What you need to do: This exercise calls for the whole listing to be given again exactly, without images.

Records for this task:
┄┄┄┄┄┄┄┄┄┄
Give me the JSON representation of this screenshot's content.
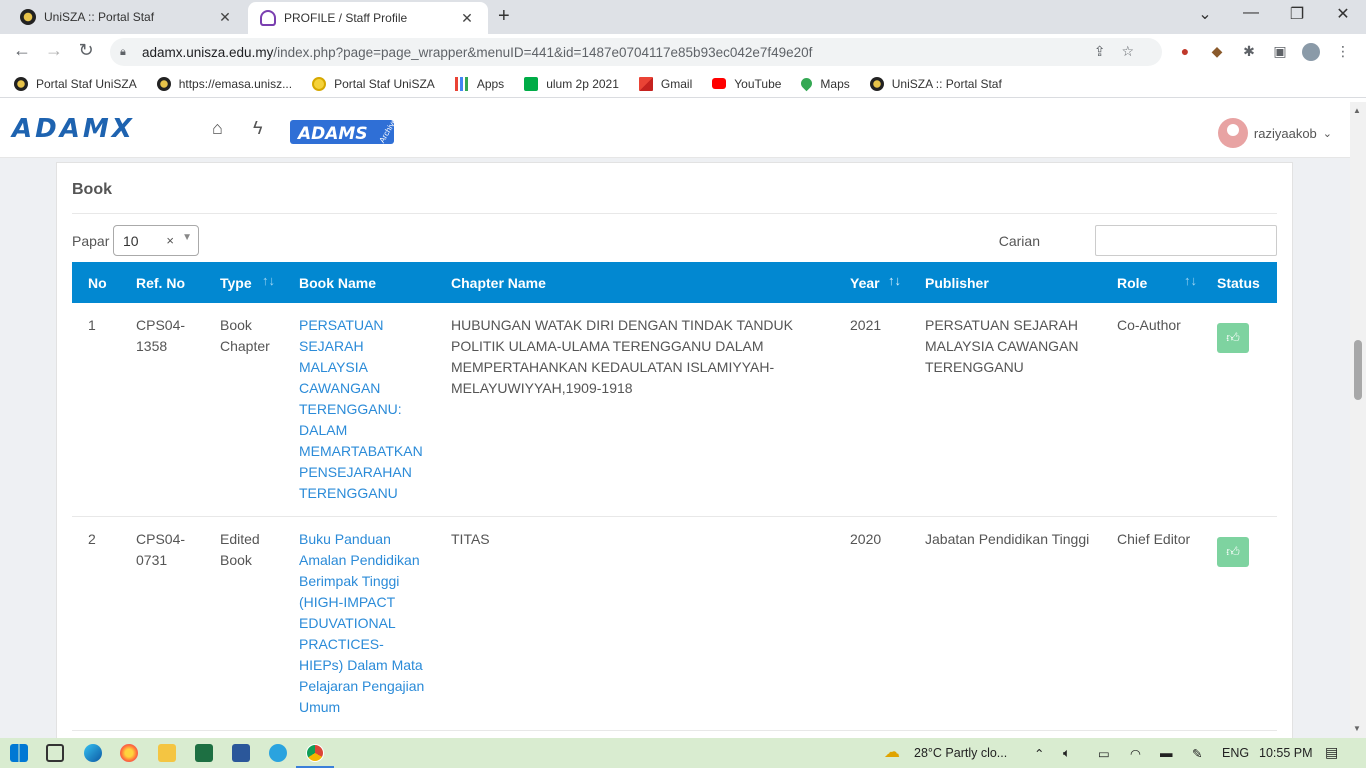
{
  "browser": {
    "tabs": [
      {
        "title": "UniSZA :: Portal Staf",
        "active": false
      },
      {
        "title": "PROFILE / Staff Profile",
        "active": true
      }
    ],
    "url_host": "adamx.unisza.edu.my",
    "url_path": "/index.php?page=page_wrapper&menuID=441&id=1487e0704117e85b93ec042e7f49e20f",
    "bookmarks": [
      {
        "label": "Portal Staf UniSZA",
        "icon": "unisza-icon"
      },
      {
        "label": "https://emasa.unisz...",
        "icon": "unisza-icon"
      },
      {
        "label": "Portal Staf UniSZA",
        "icon": "portal-icon"
      },
      {
        "label": "Apps",
        "icon": "apps-grid-icon"
      },
      {
        "label": "ulum 2p 2021",
        "icon": "meet-icon"
      },
      {
        "label": "Gmail",
        "icon": "gmail-icon"
      },
      {
        "label": "YouTube",
        "icon": "youtube-icon"
      },
      {
        "label": "Maps",
        "icon": "maps-icon"
      },
      {
        "label": "UniSZA :: Portal Staf",
        "icon": "unisza-icon"
      }
    ]
  },
  "header": {
    "logo": "ADAMX",
    "badge": "ADAMS",
    "badge_sub": "Archive",
    "username": "raziyaakob"
  },
  "card": {
    "title": "Book",
    "length_label": "Papar",
    "length_value": "10",
    "search_label": "Carian",
    "columns": [
      "No",
      "Ref. No",
      "Type",
      "Book Name",
      "Chapter Name",
      "Year",
      "Publisher",
      "Role",
      "Status"
    ],
    "rows": [
      {
        "no": "1",
        "ref": "CPS04-1358",
        "type": "Book Chapter",
        "book": "PERSATUAN SEJARAH MALAYSIA CAWANGAN TERENGGANU: DALAM MEMARTABATKAN PENSEJARAHAN TERENGGANU",
        "chapter": "HUBUNGAN WATAK DIRI DENGAN TINDAK TANDUK POLITIK ULAMA-ULAMA TERENGGANU DALAM MEMPERTAHANKAN KEDAULATAN ISLAMIYYAH-MELAYUWIYYAH,1909-1918",
        "year": "2021",
        "publisher": "PERSATUAN SEJARAH MALAYSIA CAWANGAN TERENGGANU",
        "role": "Co-Author"
      },
      {
        "no": "2",
        "ref": "CPS04-0731",
        "type": "Edited Book",
        "book": "Buku Panduan Amalan Pendidikan Berimpak Tinggi (HIGH-IMPACT EDUVATIONAL PRACTICES-HIEPs) Dalam Mata Pelajaran Pengajian Umum",
        "chapter": "TITAS",
        "year": "2020",
        "publisher": "Jabatan Pendidikan Tinggi",
        "role": "Chief Editor"
      }
    ]
  },
  "taskbar": {
    "weather": "28°C  Partly clo...",
    "lang": "ENG",
    "time": "10:55 PM"
  },
  "colors": {
    "table_header": "#0288d1",
    "link": "#2b8bd8",
    "status_button": "#7ed3a0",
    "logo": "#1e63b0"
  }
}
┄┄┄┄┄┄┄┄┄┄
Result for this task:
Give me the JSON representation of this screenshot's content.
{
  "browser": {
    "tabs": [
      {
        "title": "UniSZA :: Portal Staf",
        "active": false
      },
      {
        "title": "PROFILE / Staff Profile",
        "active": true
      }
    ],
    "url_host": "adamx.unisza.edu.my",
    "url_path": "/index.php?page=page_wrapper&menuID=441&id=1487e0704117e85b93ec042e7f49e20f",
    "bookmarks": [
      {
        "label": "Portal Staf UniSZA",
        "icon": "unisza-icon"
      },
      {
        "label": "https://emasa.unisz...",
        "icon": "unisza-icon"
      },
      {
        "label": "Portal Staf UniSZA",
        "icon": "portal-icon"
      },
      {
        "label": "Apps",
        "icon": "apps-grid-icon"
      },
      {
        "label": "ulum 2p 2021",
        "icon": "meet-icon"
      },
      {
        "label": "Gmail",
        "icon": "gmail-icon"
      },
      {
        "label": "YouTube",
        "icon": "youtube-icon"
      },
      {
        "label": "Maps",
        "icon": "maps-icon"
      },
      {
        "label": "UniSZA :: Portal Staf",
        "icon": "unisza-icon"
      }
    ]
  },
  "header": {
    "logo": "ADAMX",
    "badge": "ADAMS",
    "badge_sub": "Archive",
    "username": "raziyaakob"
  },
  "card": {
    "title": "Book",
    "length_label": "Papar",
    "length_value": "10",
    "search_label": "Carian",
    "columns": [
      "No",
      "Ref. No",
      "Type",
      "Book Name",
      "Chapter Name",
      "Year",
      "Publisher",
      "Role",
      "Status"
    ],
    "rows": [
      {
        "no": "1",
        "ref": "CPS04-1358",
        "type": "Book Chapter",
        "book": "PERSATUAN SEJARAH MALAYSIA CAWANGAN TERENGGANU: DALAM MEMARTABATKAN PENSEJARAHAN TERENGGANU",
        "chapter": "HUBUNGAN WATAK DIRI DENGAN TINDAK TANDUK POLITIK ULAMA-ULAMA TERENGGANU DALAM MEMPERTAHANKAN KEDAULATAN ISLAMIYYAH-MELAYUWIYYAH,1909-1918",
        "year": "2021",
        "publisher": "PERSATUAN SEJARAH MALAYSIA CAWANGAN TERENGGANU",
        "role": "Co-Author"
      },
      {
        "no": "2",
        "ref": "CPS04-0731",
        "type": "Edited Book",
        "book": "Buku Panduan Amalan Pendidikan Berimpak Tinggi (HIGH-IMPACT EDUVATIONAL PRACTICES-HIEPs) Dalam Mata Pelajaran Pengajian Umum",
        "chapter": "TITAS",
        "year": "2020",
        "publisher": "Jabatan Pendidikan Tinggi",
        "role": "Chief Editor"
      }
    ]
  },
  "taskbar": {
    "weather": "28°C  Partly clo...",
    "lang": "ENG",
    "time": "10:55 PM"
  },
  "colors": {
    "table_header": "#0288d1",
    "link": "#2b8bd8",
    "status_button": "#7ed3a0",
    "logo": "#1e63b0"
  }
}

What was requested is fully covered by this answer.